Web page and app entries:
┏━━
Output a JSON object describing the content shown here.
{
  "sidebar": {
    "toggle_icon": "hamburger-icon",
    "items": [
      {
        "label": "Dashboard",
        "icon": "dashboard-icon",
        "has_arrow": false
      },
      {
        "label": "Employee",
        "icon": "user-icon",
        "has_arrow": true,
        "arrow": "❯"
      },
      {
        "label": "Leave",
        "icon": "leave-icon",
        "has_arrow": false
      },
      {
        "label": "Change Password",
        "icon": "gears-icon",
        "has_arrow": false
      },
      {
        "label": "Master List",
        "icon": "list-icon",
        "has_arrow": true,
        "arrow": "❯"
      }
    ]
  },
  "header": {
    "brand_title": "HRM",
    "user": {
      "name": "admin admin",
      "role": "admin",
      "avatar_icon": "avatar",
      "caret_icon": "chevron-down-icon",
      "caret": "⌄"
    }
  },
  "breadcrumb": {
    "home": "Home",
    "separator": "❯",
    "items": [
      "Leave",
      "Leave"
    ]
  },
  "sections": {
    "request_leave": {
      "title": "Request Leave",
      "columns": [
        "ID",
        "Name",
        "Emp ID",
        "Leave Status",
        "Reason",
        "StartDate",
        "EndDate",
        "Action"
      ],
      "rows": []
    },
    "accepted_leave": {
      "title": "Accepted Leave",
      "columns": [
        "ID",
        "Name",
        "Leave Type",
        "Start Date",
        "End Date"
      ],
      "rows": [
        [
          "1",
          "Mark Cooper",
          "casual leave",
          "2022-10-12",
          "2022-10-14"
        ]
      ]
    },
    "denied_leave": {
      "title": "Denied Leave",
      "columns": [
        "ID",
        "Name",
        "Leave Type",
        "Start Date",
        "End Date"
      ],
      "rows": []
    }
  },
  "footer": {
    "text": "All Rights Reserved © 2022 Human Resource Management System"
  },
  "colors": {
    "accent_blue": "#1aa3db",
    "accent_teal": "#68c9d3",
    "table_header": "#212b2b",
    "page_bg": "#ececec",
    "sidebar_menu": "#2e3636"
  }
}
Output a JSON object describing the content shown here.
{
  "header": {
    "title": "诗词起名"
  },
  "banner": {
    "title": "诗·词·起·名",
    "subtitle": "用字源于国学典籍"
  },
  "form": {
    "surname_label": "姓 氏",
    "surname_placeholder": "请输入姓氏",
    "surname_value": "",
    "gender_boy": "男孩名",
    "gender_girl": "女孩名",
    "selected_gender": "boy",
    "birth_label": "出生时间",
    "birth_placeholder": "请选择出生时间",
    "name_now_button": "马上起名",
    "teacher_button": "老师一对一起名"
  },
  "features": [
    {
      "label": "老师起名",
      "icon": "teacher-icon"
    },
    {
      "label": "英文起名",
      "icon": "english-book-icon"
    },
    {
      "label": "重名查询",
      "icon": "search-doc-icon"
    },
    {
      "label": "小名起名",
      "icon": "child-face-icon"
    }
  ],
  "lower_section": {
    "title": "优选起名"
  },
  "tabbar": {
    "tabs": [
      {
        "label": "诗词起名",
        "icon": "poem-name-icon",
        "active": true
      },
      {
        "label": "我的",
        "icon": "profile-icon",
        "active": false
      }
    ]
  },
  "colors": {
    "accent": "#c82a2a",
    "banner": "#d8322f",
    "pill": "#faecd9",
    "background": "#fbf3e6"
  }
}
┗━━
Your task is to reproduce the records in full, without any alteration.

Output a JSON object describing the content shown here.
{
  "sidebar": {
    "toggle_icon": "hamburger-icon",
    "items": [
      {
        "label": "Dashboard",
        "icon": "dashboard-icon",
        "has_arrow": false
      },
      {
        "label": "Employee",
        "icon": "user-icon",
        "has_arrow": true,
        "arrow": "❯"
      },
      {
        "label": "Leave",
        "icon": "leave-icon",
        "has_arrow": false
      },
      {
        "label": "Change Password",
        "icon": "gears-icon",
        "has_arrow": false
      },
      {
        "label": "Master List",
        "icon": "list-icon",
        "has_arrow": true,
        "arrow": "❯"
      }
    ]
  },
  "header": {
    "brand_title": "HRM",
    "user": {
      "name": "admin admin",
      "role": "admin",
      "avatar_icon": "avatar",
      "caret_icon": "chevron-down-icon",
      "caret": "⌄"
    }
  },
  "breadcrumb": {
    "home": "Home",
    "separator": "❯",
    "items": [
      "Leave",
      "Leave"
    ]
  },
  "sections": {
    "request_leave": {
      "title": "Request Leave",
      "columns": [
        "ID",
        "Name",
        "Emp ID",
        "Leave Status",
        "Reason",
        "StartDate",
        "EndDate",
        "Action"
      ],
      "rows": []
    },
    "accepted_leave": {
      "title": "Accepted Leave",
      "columns": [
        "ID",
        "Name",
        "Leave Type",
        "Start Date",
        "End Date"
      ],
      "rows": [
        [
          "1",
          "Mark Cooper",
          "casual leave",
          "2022-10-12",
          "2022-10-14"
        ]
      ]
    },
    "denied_leave": {
      "title": "Denied Leave",
      "columns": [
        "ID",
        "Name",
        "Leave Type",
        "Start Date",
        "End Date"
      ],
      "rows": []
    }
  },
  "footer": {
    "text": "All Rights Reserved © 2022 Human Resource Management System"
  },
  "colors": {
    "accent_blue": "#1aa3db",
    "accent_teal": "#68c9d3",
    "table_header": "#212b2b",
    "page_bg": "#ececec",
    "sidebar_menu": "#2e3636"
  }
}
Output a JSON object describing the content shown here.
{
  "header": {
    "title": "诗词起名"
  },
  "banner": {
    "title": "诗·词·起·名",
    "subtitle": "用字源于国学典籍"
  },
  "form": {
    "surname_label": "姓 氏",
    "surname_placeholder": "请输入姓氏",
    "surname_value": "",
    "gender_boy": "男孩名",
    "gender_girl": "女孩名",
    "selected_gender": "boy",
    "birth_label": "出生时间",
    "birth_placeholder": "请选择出生时间",
    "name_now_button": "马上起名",
    "teacher_button": "老师一对一起名"
  },
  "features": [
    {
      "label": "老师起名",
      "icon": "teacher-icon"
    },
    {
      "label": "英文起名",
      "icon": "english-book-icon"
    },
    {
      "label": "重名查询",
      "icon": "search-doc-icon"
    },
    {
      "label": "小名起名",
      "icon": "child-face-icon"
    }
  ],
  "lower_section": {
    "title": "优选起名"
  },
  "tabbar": {
    "tabs": [
      {
        "label": "诗词起名",
        "icon": "poem-name-icon",
        "active": true
      },
      {
        "label": "我的",
        "icon": "profile-icon",
        "active": false
      }
    ]
  },
  "colors": {
    "accent": "#c82a2a",
    "banner": "#d8322f",
    "pill": "#faecd9",
    "background": "#fbf3e6"
  }
}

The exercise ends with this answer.